Nightgrapefruit may not remember pronouncing me genius(!) for ripping out individual New Yorker articles to read on the longish F-train ride to meet up for our weekend runs in Prospect Park (I'm entertained but don't have to sacrifice the entire mag at the end of my journey for the sake of a run), but for the record, I agree on the assessment. I also take single pieces on shorter rides when I don't want to carry a lot of stuff around and need insurance against boredom (even an inveterate people-watcher sometimes gets bored watching other trainriders).
Anyway, this is how I only recently found myself reading Margaret Talbot's profile on the journalist Orianna Fallaci, written last year, several months before Fallici's death last September.
I was momentarily fascinated, then quickly appalled, by Fallaci. I have an intuitive bias against journalists who become - and mostly it's because they allow themselves to become - celebrities. And, bigots like Fallaci are unappealing on their face. While a curious creature - her anti-Islamic vehemence is startling and therefore a cause for wonder - in the end she comes off blindly angry and single-minded (if not exactly simple-minded), and therefore is inherently boring. Fallaci reserved an acute vitriol for Muslims in Europe and the most recent wave of Islamic cultural presence there, particularly in her native Italy:
“They live at our expense, because they’ve got schools, hospitals, everything,” she said at one point, beginning to shout. “And they want to build damn mosques everywhere.” She spoke of a new mosque and Islamic center planned for Colle di Val d’Elsa, near Siena. She vowed that it would not remain standing. “If I’m alive, I will go to my friends in Carrara—you know, where there is the marble. They are all anarchists. With them, I take the explosives. I make you juuump in the air. I blow it up! With the anarchists of Carrara. I do not want to see this mosque—it’s very near my house in Tuscany. I do not want to see a twenty-four-metre minaret in the landscape of Giotto. When I cannot even wear a cross or carry a Bible in their country! So I BLOW IT UP! ”

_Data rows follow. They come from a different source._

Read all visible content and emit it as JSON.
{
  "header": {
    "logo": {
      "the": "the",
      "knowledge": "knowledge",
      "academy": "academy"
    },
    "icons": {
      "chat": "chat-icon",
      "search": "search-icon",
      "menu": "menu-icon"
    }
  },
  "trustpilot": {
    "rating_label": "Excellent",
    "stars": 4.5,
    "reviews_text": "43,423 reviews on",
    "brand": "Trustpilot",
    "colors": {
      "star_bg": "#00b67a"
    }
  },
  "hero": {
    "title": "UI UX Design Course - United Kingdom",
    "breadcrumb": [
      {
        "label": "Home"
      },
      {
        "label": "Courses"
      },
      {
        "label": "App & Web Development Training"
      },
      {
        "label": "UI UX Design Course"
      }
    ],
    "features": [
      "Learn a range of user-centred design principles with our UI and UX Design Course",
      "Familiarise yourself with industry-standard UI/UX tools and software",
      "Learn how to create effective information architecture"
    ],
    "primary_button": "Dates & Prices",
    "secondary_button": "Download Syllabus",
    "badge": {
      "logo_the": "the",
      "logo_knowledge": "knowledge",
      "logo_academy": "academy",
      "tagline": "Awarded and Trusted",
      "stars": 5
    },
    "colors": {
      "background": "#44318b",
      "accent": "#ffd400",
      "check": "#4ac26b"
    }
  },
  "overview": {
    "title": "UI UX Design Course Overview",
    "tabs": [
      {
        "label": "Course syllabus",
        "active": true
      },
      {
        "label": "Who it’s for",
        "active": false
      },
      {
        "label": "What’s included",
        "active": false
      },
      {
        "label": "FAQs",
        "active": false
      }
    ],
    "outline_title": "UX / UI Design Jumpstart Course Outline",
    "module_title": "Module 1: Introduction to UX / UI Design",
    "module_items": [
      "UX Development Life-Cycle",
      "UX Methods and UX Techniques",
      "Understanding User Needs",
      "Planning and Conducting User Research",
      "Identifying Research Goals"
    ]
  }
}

To be fair, I have read none of Fallaci's work, but as this woman who concerned herself, ostensibly, with broadening human freedom (and whose parents were anti-fascists during WWII in Italy and suffered for it), I was sad to read that outburst (the likes of which she was apparently very well known for).
I perked up a little later, though, when I happened to visit the Arabist (their site has been down a lot the past few days), where I found
this bit about an exhibit on Islam in Italy now on at the Met, and learned that Venice holds the distinction of being the city where the first Koran was printed, and that denizens of the same town learned how to blow glass from Syrian Arabs. (Arab not always equating to Muslim, of course, but you get the point).
Perhaps it is better that Fallaci is no longer in the neighborhood to endure the presence of this exhibit (she lived for years on the Upper East Side before returning to Italy shortly before her death). Imagine the damage her shouts of denial at the quiet but thunderous facts of cultural contribution and adoption might do to the delicate objets d'art in the Met.